[[ DATA FOR THIS TASK, beginning ]]
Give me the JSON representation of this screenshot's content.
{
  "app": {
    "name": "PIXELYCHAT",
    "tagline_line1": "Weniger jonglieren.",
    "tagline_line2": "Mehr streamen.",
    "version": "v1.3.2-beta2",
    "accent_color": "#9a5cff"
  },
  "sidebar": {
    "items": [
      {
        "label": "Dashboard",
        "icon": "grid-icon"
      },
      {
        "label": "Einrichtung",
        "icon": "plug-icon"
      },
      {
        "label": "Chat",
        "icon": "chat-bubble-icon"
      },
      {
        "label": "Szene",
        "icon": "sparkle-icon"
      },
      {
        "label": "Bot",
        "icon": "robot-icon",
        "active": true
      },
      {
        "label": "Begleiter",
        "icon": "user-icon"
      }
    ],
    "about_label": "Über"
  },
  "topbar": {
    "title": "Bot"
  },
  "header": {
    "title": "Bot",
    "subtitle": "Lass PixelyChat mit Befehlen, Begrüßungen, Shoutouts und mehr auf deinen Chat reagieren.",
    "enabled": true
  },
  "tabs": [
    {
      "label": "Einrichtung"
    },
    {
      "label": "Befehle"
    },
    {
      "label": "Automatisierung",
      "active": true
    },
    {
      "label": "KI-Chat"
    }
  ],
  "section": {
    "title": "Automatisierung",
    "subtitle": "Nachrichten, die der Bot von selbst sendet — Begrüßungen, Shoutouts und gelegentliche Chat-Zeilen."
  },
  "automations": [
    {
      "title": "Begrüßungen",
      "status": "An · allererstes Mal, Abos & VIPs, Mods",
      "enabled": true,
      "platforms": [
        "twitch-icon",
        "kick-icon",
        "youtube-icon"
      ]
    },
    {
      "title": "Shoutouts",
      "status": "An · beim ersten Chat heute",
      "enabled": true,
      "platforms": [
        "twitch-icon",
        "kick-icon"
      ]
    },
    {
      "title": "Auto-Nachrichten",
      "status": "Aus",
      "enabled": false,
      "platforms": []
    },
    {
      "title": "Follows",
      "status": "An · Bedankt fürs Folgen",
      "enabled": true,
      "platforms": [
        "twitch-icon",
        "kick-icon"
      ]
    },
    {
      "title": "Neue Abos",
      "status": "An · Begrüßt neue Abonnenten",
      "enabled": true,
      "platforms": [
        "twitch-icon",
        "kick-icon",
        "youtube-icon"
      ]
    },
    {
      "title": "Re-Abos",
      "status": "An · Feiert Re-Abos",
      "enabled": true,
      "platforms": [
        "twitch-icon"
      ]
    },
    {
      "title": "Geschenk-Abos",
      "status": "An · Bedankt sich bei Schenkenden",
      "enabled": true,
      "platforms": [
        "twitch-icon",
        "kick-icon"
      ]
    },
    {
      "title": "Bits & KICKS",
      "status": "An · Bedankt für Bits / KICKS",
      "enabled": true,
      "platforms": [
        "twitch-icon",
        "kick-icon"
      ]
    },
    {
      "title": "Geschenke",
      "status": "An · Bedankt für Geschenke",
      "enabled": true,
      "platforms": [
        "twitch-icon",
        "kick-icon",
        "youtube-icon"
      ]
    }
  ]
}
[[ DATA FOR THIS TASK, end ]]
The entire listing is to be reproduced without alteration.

◆ EXERCISE RESPONSE ◆
Give me the JSON representation of this screenshot's content.
{
  "app": {
    "name": "PIXELYCHAT",
    "tagline_line1": "Weniger jonglieren.",
    "tagline_line2": "Mehr streamen.",
    "version": "v1.3.2-beta2",
    "accent_color": "#9a5cff"
  },
  "sidebar": {
    "items": [
      {
        "label": "Dashboard",
        "icon": "grid-icon"
      },
      {
        "label": "Einrichtung",
        "icon": "plug-icon"
      },
      {
        "label": "Chat",
        "icon": "chat-bubble-icon"
      },
      {
        "label": "Szene",
        "icon": "sparkle-icon"
      },
      {
        "label": "Bot",
        "icon": "robot-icon",
        "active": true
      },
      {
        "label": "Begleiter",
        "icon": "user-icon"
      }
    ],
    "about_label": "Über"
  },
  "topbar": {
    "title": "Bot"
  },
  "header": {
    "title": "Bot",
    "subtitle": "Lass PixelyChat mit Befehlen, Begrüßungen, Shoutouts und mehr auf deinen Chat reagieren.",
    "enabled": true
  },
  "tabs": [
    {
      "label": "Einrichtung"
    },
    {
      "label": "Befehle"
    },
    {
      "label": "Automatisierung",
      "active": true
    },
    {
      "label": "KI-Chat"
    }
  ],
  "section": {
    "title": "Automatisierung",
    "subtitle": "Nachrichten, die der Bot von selbst sendet — Begrüßungen, Shoutouts und gelegentliche Chat-Zeilen."
  },
  "automations": [
    {
      "title": "Begrüßungen",
      "status": "An · allererstes Mal, Abos & VIPs, Mods",
      "enabled": true,
      "platforms": [
        "twitch-icon",
        "kick-icon",
        "youtube-icon"
      ]
    },
    {
      "title": "Shoutouts",
      "status": "An · beim ersten Chat heute",
      "enabled": true,
      "platforms": [
        "twitch-icon",
        "kick-icon"
      ]
    },
    {
      "title": "Auto-Nachrichten",
      "status": "Aus",
      "enabled": false,
      "platforms": []
    },
    {
      "title": "Follows",
      "status": "An · Bedankt fürs Folgen",
      "enabled": true,
      "platforms": [
        "twitch-icon",
        "kick-icon"
      ]
    },
    {
      "title": "Neue Abos",
      "status": "An · Begrüßt neue Abonnenten",
      "enabled": true,
      "platforms": [
        "twitch-icon",
        "kick-icon",
        "youtube-icon"
      ]
    },
    {
      "title": "Re-Abos",
      "status": "An · Feiert Re-Abos",
      "enabled": true,
      "platforms": [
        "twitch-icon"
      ]
    },
    {
      "title": "Geschenk-Abos",
      "status": "An · Bedankt sich bei Schenkenden",
      "enabled": true,
      "platforms": [
        "twitch-icon",
        "kick-icon"
      ]
    },
    {
      "title": "Bits & KICKS",
      "status": "An · Bedankt für Bits / KICKS",
      "enabled": true,
      "platforms": [
        "twitch-icon",
        "kick-icon"
      ]
    },
    {
      "title": "Geschenke",
      "status": "An · Bedankt für Geschenke",
      "enabled": true,
      "platforms": [
        "twitch-icon",
        "kick-icon",
        "youtube-icon"
      ]
    }
  ]
}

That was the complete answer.